**** Given data
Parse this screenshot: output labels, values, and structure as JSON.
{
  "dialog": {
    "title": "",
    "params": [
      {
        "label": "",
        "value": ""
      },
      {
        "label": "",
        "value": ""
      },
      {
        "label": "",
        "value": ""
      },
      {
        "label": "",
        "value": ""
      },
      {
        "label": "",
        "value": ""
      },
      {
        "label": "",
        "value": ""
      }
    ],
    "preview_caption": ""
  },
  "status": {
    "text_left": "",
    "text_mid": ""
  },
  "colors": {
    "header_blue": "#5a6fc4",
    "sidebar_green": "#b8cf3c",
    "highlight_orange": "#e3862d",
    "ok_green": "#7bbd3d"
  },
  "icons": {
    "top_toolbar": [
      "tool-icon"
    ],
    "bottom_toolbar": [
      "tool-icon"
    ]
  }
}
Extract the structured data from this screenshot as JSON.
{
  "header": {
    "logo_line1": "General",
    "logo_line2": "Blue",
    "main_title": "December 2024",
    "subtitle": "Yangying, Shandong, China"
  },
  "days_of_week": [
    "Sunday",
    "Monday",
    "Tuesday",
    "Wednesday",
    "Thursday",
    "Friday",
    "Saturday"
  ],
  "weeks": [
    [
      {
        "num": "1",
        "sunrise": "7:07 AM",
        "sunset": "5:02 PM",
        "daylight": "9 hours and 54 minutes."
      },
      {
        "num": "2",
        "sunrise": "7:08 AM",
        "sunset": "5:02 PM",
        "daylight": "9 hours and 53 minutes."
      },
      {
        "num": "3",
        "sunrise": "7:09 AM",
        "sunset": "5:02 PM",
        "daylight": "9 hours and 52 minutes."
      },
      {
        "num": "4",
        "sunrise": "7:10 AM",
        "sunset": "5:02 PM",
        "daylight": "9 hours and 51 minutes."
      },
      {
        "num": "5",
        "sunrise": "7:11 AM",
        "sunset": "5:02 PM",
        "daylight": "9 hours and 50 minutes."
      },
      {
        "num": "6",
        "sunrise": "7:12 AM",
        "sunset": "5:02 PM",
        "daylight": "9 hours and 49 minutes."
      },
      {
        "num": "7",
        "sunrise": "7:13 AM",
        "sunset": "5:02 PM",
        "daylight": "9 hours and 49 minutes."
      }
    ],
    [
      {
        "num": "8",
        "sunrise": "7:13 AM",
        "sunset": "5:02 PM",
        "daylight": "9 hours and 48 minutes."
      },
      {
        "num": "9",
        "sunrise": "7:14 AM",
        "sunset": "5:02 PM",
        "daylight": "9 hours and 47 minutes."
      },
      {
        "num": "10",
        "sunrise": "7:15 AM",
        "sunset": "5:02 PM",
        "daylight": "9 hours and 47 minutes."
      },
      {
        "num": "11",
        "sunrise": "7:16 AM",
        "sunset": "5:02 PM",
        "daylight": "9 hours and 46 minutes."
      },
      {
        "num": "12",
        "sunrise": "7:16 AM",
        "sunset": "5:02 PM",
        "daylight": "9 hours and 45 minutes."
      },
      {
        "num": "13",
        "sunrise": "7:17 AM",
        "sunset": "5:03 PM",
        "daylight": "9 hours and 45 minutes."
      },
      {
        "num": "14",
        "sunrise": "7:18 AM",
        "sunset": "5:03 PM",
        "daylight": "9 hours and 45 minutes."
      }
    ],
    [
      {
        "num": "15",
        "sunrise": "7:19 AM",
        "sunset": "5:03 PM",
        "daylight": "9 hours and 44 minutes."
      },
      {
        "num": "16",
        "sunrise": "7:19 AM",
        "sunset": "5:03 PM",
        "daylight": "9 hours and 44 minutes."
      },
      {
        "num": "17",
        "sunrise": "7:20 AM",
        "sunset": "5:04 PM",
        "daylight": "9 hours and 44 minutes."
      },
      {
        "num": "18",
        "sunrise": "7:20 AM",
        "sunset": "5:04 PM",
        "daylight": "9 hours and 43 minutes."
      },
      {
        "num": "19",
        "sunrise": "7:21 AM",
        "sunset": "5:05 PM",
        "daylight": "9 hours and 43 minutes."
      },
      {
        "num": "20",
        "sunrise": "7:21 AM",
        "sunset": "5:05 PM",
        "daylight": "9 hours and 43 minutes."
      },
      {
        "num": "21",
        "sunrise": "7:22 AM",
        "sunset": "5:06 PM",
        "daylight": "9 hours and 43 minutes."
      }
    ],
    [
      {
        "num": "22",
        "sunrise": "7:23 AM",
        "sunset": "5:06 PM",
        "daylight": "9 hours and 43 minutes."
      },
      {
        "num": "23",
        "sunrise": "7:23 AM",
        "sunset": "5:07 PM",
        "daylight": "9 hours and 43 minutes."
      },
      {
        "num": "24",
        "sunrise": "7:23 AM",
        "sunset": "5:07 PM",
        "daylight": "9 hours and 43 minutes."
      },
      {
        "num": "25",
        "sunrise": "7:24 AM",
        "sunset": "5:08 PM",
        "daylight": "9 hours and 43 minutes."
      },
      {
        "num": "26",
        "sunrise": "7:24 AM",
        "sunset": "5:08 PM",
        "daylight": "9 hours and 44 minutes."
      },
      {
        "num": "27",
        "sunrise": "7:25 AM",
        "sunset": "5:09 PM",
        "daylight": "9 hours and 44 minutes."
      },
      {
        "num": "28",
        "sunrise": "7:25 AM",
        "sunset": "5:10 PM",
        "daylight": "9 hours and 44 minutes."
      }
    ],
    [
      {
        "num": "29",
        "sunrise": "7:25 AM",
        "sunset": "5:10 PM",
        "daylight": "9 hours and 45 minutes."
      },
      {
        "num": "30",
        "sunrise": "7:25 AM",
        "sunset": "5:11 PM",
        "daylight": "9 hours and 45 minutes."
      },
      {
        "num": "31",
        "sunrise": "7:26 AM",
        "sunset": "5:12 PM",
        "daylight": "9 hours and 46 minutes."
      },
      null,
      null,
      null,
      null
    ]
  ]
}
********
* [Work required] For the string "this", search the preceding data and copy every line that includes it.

* [Written answer]
Parse this screenshot: output labels, values, and structure as JSON.
Extract the structured data from this screenshot as JSON.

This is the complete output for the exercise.